The Antarctic Scale Worm’s relationship with humans primarily revolves around scientific curiosity and research. As they inhabit extreme and challenging environments, studying these worms provides valuable insights into the adaptations of marine life to such conditions.
Researchers and marine biologists often explore the Southern Ocean to understand the impact of climate change on these organisms and their role in the delicate Antarctic ecosystem. Furthermore, knowledge about the unique adaptations of the Antarctic Scale Worm can contribute to biotechnological advancements, particularly in antifreeze protein research.
Antarctic Scale Worm Predators
The Antarctic Scale Worm faces several predators within its ecosystem. Fish, seabirds, and larger marine invertebrates, such as sea stars and certain species of sea anemones, are known to feed on these worms. To evade predation, the scale worm relies on its burrowing behavior and the protective cover of its scales.
Additionally, the bioluminescent properties of these worms may serve as a defensive mechanism by confusing or distracting potential predators. While they are part of the food chain, their population is carefully balanced with other species in the Antarctic environment.
Antarctic Scale Worm Conclusion
In conclusion, the Antarctic Scale Worm is a fascinating and resilient creature that thrives in the icy depths of Antarctica. Its classification as a Polychaeta, unique appearance, and bioluminescence make it a remarkable and captivating organism for scientific exploration.
The ability of Antarctic Scale Worms to adapt to extreme conditions showcases the wonders of nature’s resilience and the intricate balance of the Antarctic ecosystem.
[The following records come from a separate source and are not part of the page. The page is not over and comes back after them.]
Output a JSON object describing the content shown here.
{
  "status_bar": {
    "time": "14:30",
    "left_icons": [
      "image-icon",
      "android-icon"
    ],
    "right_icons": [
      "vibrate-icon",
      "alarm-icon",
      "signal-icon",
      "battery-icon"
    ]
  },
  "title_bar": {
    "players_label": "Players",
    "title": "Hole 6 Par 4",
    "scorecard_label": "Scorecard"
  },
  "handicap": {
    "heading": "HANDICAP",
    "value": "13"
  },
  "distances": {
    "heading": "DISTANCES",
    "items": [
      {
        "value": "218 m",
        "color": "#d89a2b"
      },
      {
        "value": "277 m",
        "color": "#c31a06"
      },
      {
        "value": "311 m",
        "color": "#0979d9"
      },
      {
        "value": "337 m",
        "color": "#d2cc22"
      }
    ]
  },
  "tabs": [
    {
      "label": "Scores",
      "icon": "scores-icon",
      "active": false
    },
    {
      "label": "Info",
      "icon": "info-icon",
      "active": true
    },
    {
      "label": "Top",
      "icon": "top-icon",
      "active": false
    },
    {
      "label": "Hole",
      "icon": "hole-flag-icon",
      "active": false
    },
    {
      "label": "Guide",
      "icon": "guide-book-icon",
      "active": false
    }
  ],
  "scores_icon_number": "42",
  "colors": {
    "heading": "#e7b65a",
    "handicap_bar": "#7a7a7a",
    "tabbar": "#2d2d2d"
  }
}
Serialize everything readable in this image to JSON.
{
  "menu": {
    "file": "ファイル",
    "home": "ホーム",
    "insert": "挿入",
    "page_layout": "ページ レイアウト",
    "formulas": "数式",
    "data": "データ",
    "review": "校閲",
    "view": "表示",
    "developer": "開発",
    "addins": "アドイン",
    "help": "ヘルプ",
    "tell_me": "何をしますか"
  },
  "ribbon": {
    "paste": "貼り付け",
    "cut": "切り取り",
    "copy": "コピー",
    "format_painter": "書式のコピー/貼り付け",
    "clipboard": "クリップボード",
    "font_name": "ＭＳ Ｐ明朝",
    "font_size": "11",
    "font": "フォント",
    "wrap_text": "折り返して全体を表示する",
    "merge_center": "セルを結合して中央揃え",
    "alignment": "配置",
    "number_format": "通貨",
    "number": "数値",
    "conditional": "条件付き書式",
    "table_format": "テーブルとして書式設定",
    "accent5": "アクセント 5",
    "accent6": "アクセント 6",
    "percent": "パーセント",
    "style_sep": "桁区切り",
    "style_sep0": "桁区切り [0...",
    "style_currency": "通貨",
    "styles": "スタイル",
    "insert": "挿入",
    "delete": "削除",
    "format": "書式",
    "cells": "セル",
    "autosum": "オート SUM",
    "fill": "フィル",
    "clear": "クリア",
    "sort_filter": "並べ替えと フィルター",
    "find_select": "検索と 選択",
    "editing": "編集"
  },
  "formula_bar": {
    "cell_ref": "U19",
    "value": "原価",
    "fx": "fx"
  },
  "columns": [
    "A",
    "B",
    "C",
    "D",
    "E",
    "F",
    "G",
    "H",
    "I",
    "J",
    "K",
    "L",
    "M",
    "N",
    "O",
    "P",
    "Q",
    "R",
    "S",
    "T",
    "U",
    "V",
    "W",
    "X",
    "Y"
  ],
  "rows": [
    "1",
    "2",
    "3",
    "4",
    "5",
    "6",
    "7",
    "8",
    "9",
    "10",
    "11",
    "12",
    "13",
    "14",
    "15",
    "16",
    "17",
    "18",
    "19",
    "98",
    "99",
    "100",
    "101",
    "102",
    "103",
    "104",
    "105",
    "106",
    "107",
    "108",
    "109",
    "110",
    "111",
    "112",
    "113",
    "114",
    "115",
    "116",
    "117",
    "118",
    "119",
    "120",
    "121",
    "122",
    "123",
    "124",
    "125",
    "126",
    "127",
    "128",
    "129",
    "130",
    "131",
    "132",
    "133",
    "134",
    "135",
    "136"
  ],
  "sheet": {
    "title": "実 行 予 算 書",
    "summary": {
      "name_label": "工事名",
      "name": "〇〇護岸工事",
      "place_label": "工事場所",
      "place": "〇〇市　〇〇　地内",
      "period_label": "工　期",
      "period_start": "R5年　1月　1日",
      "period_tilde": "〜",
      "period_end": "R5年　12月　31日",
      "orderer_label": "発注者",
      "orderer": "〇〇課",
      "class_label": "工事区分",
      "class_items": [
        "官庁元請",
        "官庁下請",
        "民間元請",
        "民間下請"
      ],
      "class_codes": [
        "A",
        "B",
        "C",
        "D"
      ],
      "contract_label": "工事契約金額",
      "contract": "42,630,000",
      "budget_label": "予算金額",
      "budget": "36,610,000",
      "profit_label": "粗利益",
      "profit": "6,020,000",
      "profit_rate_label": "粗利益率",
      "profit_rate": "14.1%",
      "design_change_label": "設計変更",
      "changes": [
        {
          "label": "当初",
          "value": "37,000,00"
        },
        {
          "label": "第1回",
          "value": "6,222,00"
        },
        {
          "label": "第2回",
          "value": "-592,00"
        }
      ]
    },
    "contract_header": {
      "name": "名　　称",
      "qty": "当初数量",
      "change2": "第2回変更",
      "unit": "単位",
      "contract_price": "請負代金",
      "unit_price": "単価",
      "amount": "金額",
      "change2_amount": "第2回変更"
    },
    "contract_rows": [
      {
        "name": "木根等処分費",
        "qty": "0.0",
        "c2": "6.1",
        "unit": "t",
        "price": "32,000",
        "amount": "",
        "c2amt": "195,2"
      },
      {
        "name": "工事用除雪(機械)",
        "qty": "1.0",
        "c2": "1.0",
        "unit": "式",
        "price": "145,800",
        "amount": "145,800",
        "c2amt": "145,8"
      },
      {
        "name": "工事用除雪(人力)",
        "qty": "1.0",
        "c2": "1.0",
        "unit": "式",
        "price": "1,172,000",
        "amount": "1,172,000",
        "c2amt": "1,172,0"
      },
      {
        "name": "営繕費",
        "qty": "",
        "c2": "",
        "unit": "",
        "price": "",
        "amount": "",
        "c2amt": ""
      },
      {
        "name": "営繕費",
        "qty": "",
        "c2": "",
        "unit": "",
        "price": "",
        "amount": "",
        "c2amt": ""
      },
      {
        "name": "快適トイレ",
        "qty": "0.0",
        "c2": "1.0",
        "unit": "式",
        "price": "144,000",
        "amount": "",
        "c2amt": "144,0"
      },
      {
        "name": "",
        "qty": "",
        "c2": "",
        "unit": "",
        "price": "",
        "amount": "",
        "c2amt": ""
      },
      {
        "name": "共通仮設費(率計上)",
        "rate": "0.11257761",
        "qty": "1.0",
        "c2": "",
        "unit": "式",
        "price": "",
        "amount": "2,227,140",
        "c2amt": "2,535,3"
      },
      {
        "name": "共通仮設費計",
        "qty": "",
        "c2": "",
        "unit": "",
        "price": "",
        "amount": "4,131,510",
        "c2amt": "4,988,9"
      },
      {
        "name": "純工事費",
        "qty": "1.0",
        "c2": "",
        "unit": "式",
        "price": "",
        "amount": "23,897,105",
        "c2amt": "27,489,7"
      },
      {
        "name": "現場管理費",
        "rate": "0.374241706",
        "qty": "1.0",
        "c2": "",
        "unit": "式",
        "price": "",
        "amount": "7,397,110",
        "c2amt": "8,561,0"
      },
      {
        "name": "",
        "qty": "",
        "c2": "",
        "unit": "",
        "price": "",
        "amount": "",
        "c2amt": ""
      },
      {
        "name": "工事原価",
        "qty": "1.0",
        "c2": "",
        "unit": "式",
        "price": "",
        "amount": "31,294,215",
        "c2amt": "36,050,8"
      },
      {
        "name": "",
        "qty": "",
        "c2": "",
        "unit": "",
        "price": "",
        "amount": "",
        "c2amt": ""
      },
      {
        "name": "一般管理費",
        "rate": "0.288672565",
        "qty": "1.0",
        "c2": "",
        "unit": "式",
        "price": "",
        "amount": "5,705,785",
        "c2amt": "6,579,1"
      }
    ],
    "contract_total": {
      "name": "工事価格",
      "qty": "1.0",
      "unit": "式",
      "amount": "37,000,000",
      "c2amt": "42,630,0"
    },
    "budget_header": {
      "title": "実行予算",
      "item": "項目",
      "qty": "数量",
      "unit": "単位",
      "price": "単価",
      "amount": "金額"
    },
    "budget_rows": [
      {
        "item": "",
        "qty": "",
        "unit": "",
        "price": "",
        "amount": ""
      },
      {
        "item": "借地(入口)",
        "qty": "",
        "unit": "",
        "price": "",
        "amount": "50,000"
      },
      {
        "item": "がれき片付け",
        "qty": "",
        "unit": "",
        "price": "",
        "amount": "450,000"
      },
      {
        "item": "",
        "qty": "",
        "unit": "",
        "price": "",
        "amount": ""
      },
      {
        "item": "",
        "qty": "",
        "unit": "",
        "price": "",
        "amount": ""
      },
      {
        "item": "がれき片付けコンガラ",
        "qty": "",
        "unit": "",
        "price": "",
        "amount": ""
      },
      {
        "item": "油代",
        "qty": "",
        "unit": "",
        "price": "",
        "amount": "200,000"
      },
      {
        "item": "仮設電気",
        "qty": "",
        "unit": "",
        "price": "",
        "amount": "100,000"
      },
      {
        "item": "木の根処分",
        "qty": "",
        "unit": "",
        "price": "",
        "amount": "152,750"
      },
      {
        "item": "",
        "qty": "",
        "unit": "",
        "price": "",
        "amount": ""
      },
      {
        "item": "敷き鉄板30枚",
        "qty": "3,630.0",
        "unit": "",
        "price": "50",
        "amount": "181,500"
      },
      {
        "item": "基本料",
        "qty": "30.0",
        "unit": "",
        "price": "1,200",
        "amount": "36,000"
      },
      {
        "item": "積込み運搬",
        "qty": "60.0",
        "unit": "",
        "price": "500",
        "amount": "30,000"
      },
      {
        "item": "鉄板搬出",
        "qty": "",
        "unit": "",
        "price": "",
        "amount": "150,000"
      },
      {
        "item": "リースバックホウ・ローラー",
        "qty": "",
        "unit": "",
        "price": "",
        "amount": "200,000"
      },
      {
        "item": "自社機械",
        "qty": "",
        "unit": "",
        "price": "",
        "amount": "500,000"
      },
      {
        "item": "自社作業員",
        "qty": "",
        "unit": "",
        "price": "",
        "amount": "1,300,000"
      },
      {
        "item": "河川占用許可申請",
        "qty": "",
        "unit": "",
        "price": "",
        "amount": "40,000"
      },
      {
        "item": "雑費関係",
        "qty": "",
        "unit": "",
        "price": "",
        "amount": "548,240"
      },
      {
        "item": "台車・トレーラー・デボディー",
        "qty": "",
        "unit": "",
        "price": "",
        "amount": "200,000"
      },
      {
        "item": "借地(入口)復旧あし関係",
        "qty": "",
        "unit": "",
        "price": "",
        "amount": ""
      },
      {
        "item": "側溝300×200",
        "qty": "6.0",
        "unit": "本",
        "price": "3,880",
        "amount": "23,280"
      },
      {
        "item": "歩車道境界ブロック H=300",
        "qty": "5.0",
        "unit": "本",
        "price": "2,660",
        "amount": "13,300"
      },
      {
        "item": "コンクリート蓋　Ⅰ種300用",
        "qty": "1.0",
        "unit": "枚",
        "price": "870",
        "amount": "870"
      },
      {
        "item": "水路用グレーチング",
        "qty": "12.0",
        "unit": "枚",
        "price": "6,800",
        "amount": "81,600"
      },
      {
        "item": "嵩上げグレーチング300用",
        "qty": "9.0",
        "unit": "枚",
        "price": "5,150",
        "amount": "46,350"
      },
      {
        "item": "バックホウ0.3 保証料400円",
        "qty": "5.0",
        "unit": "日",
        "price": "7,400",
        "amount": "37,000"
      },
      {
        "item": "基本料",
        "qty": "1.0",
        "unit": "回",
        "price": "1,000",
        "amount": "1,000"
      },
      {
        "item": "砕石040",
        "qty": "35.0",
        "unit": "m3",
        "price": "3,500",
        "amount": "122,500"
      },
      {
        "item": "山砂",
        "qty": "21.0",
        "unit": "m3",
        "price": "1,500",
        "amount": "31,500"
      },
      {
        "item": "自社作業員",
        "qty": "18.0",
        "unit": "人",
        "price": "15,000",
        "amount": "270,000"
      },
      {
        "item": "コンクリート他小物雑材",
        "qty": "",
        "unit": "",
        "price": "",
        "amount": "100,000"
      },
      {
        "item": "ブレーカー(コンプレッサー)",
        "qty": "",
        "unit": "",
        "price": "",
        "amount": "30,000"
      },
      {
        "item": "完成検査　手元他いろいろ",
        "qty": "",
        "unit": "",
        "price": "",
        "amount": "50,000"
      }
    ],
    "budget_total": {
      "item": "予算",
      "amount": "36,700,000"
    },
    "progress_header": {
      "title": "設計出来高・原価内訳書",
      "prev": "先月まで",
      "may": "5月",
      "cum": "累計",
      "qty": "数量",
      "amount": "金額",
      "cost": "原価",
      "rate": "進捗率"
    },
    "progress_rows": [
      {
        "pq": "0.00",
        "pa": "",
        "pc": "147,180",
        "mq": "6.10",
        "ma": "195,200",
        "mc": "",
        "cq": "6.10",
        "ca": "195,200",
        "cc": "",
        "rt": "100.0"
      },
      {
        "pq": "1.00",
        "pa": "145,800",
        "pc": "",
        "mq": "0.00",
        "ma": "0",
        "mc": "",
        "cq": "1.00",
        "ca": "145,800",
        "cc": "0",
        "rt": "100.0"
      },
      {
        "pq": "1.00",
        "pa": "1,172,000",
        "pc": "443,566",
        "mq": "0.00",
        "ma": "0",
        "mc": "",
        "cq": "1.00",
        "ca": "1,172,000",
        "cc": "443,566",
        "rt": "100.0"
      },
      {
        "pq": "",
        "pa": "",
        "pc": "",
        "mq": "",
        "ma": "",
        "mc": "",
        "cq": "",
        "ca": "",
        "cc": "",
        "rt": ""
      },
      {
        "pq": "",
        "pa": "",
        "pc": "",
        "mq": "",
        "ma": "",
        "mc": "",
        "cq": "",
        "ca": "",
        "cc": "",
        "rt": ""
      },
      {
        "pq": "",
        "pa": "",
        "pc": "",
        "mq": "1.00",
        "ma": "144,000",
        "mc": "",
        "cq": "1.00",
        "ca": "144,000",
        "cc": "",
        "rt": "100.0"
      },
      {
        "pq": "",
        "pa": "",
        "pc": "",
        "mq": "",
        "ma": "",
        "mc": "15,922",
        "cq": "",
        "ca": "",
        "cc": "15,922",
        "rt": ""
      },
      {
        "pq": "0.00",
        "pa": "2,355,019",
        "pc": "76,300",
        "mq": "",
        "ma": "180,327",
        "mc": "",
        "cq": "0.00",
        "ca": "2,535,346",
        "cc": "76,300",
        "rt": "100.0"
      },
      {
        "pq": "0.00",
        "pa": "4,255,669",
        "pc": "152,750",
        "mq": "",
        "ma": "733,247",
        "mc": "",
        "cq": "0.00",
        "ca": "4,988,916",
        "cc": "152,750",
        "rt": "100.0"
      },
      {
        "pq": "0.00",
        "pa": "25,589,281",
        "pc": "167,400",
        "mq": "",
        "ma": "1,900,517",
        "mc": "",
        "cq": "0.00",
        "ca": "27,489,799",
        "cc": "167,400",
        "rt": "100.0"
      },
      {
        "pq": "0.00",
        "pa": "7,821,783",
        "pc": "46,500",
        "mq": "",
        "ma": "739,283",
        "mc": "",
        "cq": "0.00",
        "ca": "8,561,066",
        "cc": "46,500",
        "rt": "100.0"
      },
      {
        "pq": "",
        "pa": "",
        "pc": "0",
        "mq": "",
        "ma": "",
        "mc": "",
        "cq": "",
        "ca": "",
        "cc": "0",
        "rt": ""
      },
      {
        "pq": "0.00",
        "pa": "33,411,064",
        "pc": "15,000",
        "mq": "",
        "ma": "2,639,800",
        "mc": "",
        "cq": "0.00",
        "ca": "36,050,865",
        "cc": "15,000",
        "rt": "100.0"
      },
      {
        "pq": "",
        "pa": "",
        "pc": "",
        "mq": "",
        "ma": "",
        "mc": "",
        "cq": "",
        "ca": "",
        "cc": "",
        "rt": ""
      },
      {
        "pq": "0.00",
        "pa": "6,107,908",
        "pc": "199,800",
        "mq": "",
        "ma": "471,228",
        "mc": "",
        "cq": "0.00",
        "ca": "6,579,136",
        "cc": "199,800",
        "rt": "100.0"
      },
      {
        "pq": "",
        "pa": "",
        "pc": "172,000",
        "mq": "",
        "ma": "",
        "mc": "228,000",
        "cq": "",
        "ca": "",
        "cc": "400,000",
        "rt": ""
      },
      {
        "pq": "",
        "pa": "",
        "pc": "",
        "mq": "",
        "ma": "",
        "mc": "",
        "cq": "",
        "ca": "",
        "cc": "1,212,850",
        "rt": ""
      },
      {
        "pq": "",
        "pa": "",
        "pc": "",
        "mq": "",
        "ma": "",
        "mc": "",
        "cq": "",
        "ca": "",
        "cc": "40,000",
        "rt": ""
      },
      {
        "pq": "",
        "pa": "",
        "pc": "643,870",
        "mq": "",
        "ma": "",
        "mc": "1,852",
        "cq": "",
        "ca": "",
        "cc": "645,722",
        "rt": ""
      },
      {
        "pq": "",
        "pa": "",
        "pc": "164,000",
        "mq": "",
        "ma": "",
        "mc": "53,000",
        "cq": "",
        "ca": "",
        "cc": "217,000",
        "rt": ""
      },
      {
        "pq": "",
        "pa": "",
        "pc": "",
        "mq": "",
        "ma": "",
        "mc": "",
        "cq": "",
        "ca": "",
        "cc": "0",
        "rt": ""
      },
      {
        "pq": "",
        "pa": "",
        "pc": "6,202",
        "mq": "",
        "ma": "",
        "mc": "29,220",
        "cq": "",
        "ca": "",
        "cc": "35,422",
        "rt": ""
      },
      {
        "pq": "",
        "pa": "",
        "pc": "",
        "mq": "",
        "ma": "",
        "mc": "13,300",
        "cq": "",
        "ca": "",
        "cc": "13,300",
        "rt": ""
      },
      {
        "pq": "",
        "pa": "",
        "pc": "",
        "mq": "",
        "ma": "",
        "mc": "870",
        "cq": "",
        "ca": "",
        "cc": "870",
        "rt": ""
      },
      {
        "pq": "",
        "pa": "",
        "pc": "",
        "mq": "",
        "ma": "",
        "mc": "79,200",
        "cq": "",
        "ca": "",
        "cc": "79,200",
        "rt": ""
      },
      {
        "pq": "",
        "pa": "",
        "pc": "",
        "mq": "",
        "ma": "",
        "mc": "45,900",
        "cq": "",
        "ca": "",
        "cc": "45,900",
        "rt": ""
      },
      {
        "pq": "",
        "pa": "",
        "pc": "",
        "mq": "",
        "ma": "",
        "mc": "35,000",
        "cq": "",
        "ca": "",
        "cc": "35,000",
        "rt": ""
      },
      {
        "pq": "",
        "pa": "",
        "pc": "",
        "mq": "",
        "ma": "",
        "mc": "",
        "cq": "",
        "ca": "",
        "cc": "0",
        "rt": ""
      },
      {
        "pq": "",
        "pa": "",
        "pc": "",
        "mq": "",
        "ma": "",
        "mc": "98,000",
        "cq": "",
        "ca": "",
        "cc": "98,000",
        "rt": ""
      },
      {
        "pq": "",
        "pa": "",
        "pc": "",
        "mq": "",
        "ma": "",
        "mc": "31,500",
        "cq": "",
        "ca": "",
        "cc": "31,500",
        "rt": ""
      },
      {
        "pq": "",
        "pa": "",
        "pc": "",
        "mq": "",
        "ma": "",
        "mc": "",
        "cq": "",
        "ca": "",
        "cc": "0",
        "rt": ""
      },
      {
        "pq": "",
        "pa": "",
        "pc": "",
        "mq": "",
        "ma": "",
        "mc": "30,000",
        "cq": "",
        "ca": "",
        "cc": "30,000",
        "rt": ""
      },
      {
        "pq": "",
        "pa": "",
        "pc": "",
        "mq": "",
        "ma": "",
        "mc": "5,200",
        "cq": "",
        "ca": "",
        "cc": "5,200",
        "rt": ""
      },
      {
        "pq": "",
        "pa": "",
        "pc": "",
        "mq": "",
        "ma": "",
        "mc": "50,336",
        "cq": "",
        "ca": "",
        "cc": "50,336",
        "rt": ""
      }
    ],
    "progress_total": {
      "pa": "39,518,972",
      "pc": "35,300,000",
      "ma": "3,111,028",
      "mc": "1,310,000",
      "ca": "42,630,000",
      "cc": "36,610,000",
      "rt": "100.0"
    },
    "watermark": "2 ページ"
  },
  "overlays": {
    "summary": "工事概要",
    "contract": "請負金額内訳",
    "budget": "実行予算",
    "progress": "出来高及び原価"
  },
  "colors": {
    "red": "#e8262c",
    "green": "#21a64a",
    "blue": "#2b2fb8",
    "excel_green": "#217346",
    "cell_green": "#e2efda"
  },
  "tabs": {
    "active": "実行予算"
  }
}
As scavengers, they play a vital role in nutrient recycling, contributing to the delicate food web of the Southern Ocean.
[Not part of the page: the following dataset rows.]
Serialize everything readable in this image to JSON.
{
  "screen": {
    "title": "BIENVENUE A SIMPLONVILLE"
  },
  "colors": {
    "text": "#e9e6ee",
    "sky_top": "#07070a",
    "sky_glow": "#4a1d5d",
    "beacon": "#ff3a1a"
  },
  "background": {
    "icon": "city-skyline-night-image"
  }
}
While their population is preyed upon by various predators, their defensive adaptations, such as burrowing and bioluminescence, aid in survival. These adaptations have also sparked interest in biotechnological research, particularly in understanding antifreeze proteins and their potential applications.
The study of the Antarctic Scale Worm remains an essential aspect of marine biology and environmental science, shedding light on the impact of climate change and human activities on deep-sea ecosystems. Protecting these fragile environments and the creatures that inhabit them is crucial for maintaining the delicate balance of our planet’s biodiversity.
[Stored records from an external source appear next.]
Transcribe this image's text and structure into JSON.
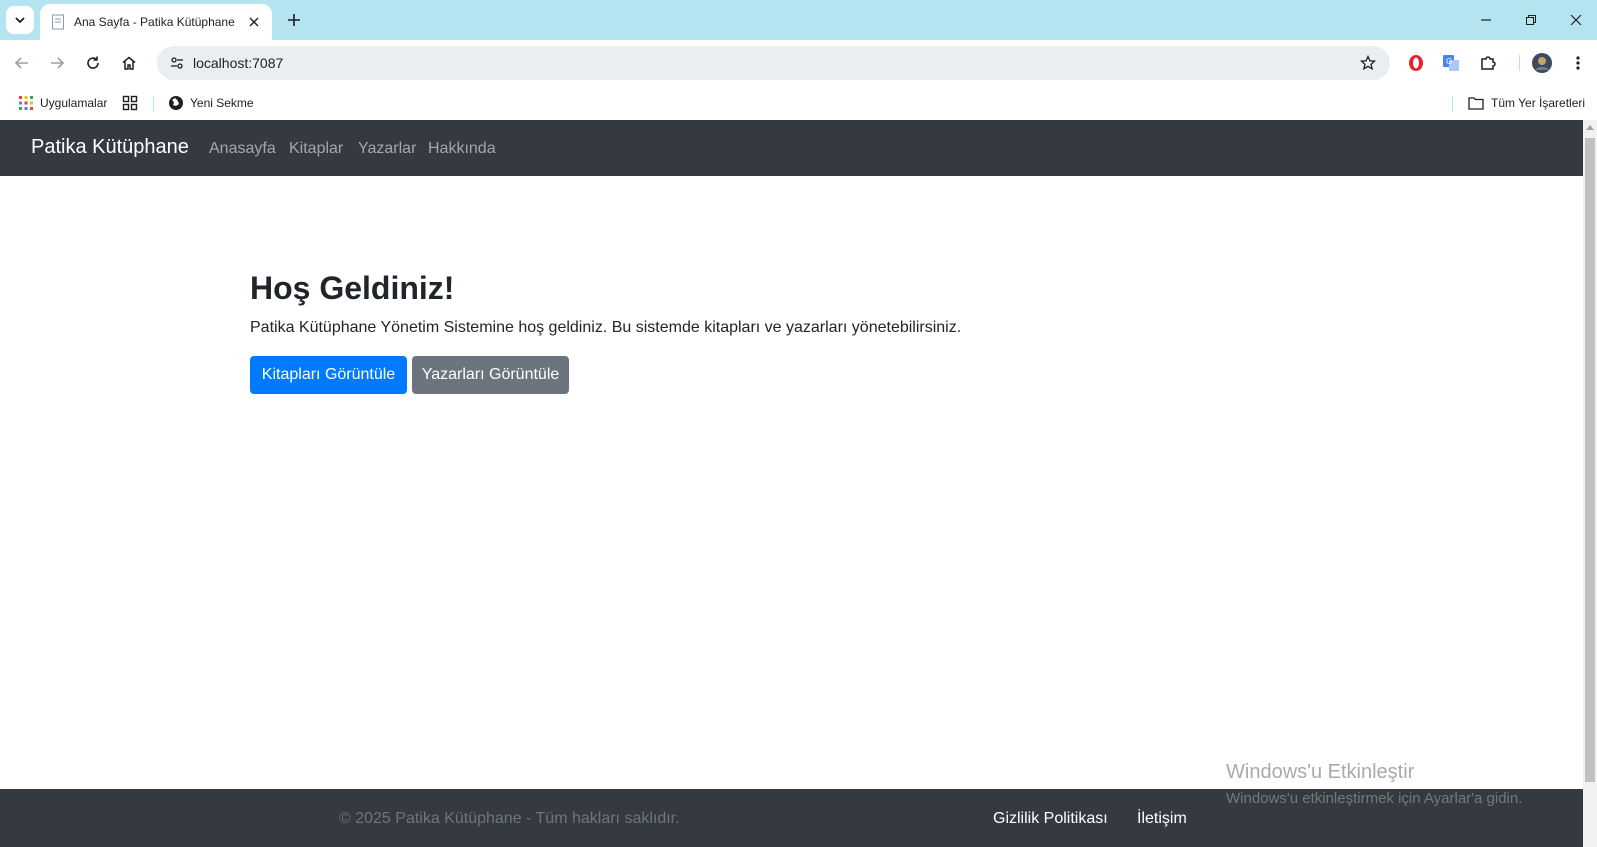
{
  "browser": {
    "tab_title": "Ana Sayfa - Patika Kütüphane",
    "url": "localhost:7087",
    "bookmarks": {
      "apps_label": "Uygulamalar",
      "new_tab_label": "Yeni Sekme",
      "all_bookmarks_label": "Tüm Yer İşaretleri"
    }
  },
  "navbar": {
    "brand": "Patika Kütüphane",
    "links": [
      "Anasayfa",
      "Kitaplar",
      "Yazarlar",
      "Hakkında"
    ]
  },
  "hero": {
    "title": "Hoş Geldiniz!",
    "text": "Patika Kütüphane Yönetim Sistemine hoş geldiniz. Bu sistemde kitapları ve yazarları yönetebilirsiniz.",
    "primary_button": "Kitapları Görüntüle",
    "secondary_button": "Yazarları Görüntüle"
  },
  "footer": {
    "copyright": "© 2025 Patika Kütüphane - Tüm hakları saklıdır.",
    "privacy_link": "Gizlilik Politikası",
    "contact_link": "İletişim"
  },
  "watermark": {
    "title": "Windows'u Etkinleştir",
    "subtitle": "Windows'u etkinleştirmek için Ayarlar'a gidin."
  },
  "colors": {
    "tabstrip": "#b5e4f1",
    "navbar": "#343a40",
    "primary": "#007bff",
    "secondary": "#6c757d"
  }
}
Q: Are Antarctic Scale Worms harmful to humans?
A: No, Antarctic Scale Worms are not harmful to humans. They are small, non-aggressive creatures that primarily feed on detritus and organic matter in the deep-sea environment. Their jaws are not powerful enough to pose any threat to humans.
Q: Can you find Antarctic Scale Worms in other regions besides Antarctica?
A: The Antarctic Scale Worm is primarily found in the frigid waters of Antarctica and the Southern Ocean. Their specific adaptations to the extreme cold and unique ecosystem of Antarctica make them exclusive to this region.
Q: How deep in the ocean do these worms live?
A: Antarctic Scale Worms inhabit the benthic regions of the ocean, ranging from the continental shelf to the continental slope. They can be found at depths of up to 2,000 meters (6,560 feet) or more.
Q: What is the significance of the bioluminescence in Antarctic Scale Worms?
A: The bioluminescence in Antarctic Scale Worms serves multiple purposes. It aids in communication, attracting mates, and deterring predators. The soft glow emitted by these worms in the darkness of the deep ocean helps them navigate their surroundings and locate potential prey.
Q: How do Antarctic Scale Worms survive in the extreme cold of Antarctica?
A: Antarctic Scale Worms have evolved unique adaptations to survive in the freezing waters of Antarctica. They produce antifreeze proteins that prevent ice crystal formation in their cells, enabling them to thrive in sub-zero temperatures.
Fakir is a writer at Animal Planetory. Academically, he holds a Bachelor’s degree in Zoology. He has a deep interest in wildlife and spends most of his time observing birds in Himalayas.